The decision set off an avalanche of opinion pieces from hopeful sovereignists who saw the decision as an important precedent for Quebec. LINK
Two conclusions were advanced.
The first, spearheaded by the likes of Gérald Larose(French) and Louise Beaudoin(French) argued that the decision renders the Clarity Act moot. (the Clarity Act sets two conditions for Quebec Sovereignty- a clear and concise referendum question and a clear majority voting in favour of the option)
The second and more fanciful conclusion is that a referendum is not even a necessary element to the secession of Quebec from Canada just a simple declaration of independence by Quebec's Parliament, is all that is required.
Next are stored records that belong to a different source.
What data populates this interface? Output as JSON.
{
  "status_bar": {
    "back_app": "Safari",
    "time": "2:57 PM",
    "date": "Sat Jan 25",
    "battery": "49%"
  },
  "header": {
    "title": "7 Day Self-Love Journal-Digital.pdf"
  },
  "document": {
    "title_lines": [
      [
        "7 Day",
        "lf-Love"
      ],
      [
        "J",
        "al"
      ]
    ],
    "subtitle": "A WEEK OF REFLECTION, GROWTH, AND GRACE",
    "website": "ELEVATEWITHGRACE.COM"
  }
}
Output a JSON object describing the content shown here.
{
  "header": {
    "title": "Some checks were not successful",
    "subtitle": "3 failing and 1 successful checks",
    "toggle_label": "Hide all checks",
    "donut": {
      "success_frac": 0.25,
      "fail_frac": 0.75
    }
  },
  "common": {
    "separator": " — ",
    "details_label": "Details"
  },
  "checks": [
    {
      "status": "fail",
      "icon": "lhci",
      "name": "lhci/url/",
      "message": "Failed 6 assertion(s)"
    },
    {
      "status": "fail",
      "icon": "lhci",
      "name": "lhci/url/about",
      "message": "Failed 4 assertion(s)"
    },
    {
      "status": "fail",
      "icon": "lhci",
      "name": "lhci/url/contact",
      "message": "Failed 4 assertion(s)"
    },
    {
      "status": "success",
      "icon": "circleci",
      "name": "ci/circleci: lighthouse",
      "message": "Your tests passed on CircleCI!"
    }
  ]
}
LINK
But nationalists would be well advised to look this "gift horse" in the mouth, the 'Kosovo decision' may prove more trouble than it's worth.
The idea that the Quebec Parliament can declare sovereignty by virtue of a simple vote may be supported in the Kosovo decision, but would never fly.
After two failed referendums, the world would look on the unilateral declaration of independence as cheating and more importantly, a majority of Quebeckers, including many sovereignists would view the act as undemocratic.
For Quebec, secession without a referendum is not a realistic option, under any circumstances.
The other notion put forward, is that the Kosovo decision refutes the impact of the Clarity Act which demands that Quebec ask a clear referendum question and win a clear majority, before Ottawa would be required to undertake devolution negotiations.
Again this too, is academic.
There's little or no chance that a Separatist government would attempt to do what it did in the last referendums, that is, ask a confusing question like in 1995;
"Do you agree that Québec should become sovereign after having made a formal offer to Canada for a new economic and political partnership within the scope of the bill respecting the future of Québec and of the agreement signed on June 12, 1995?.Premier Jacques Parizeau at the time, described it as a 'lobster trap' and once Quebeckers voted YES, there could be but one irrevocable conclusion- sovereignty.
You know the old saying..."Fool me once, shame on you" fool me twice, shame on me"
Quebeckers wouldn't stand for such a dishonest question again, but even if they did, everyone now knows that a YES vote in a referendum means sovereignty and nothing else. No voter can claim to think anything else. So once again, the question is purely academic.
As for the last precept of the Clarity Act, the obligation to win a clear majority, the question has also been largely settled. The Quebec government's position that a 50% +1 vote is the threshold for passage of a referendum seems to be accepted as realistic, even by opponents.
Anything else violates the historical reality. Newfoundland entered confederation, barely squeaking out a 52% margin of victory and this on their second referendum attempt.
So all this talk of the Kosovo decision changing anything is hogwash, we've already set our own terms for any secession and those terms are widely accepted by those on both sides of the issue.
That being said, the Kosovo decision may have an important impact on Quebec, should it ever actually vote to leave Canada.
Remember, the essence of the Kosovo decision says that national borders are not inviolate and that it is not illegal for regional governments to declare sovereignty unilaterally.
That is in direct opposition to the separatist position that says that the provincial border of Quebec is inviolate.
If an independent Canada is subject to the Kosovo decision, so is an independent Quebec.
In the eventuality of Quebec independence, the Kosovo decision would give credence to the right of any region within Quebec to secede and remain in Canada. This would certainly apply to the entire northern part of Quebec, the island of Montreal, the Pontiac region and the Beauce.
A simple vote by Montreal, Cote Saint Luc, Hampstead, Dorval, Pierrefonds, etc. etc. would be enough to secede from Quebec and remain in Canada!
Separatists can't argue one way today and another way tomorrow, or to put it in the language of the street- You can't suck and blow at the same time!
In the event of a Quebec separation, you can bet that this issue will come up and that serious efforts would be undertaken in some regions to 'break away' from Quebec.
And so in rushing to embrace the Kosovo decision, sovereignists would be wise to heed the the old adage that says "be careful what you wish for, lest it come true",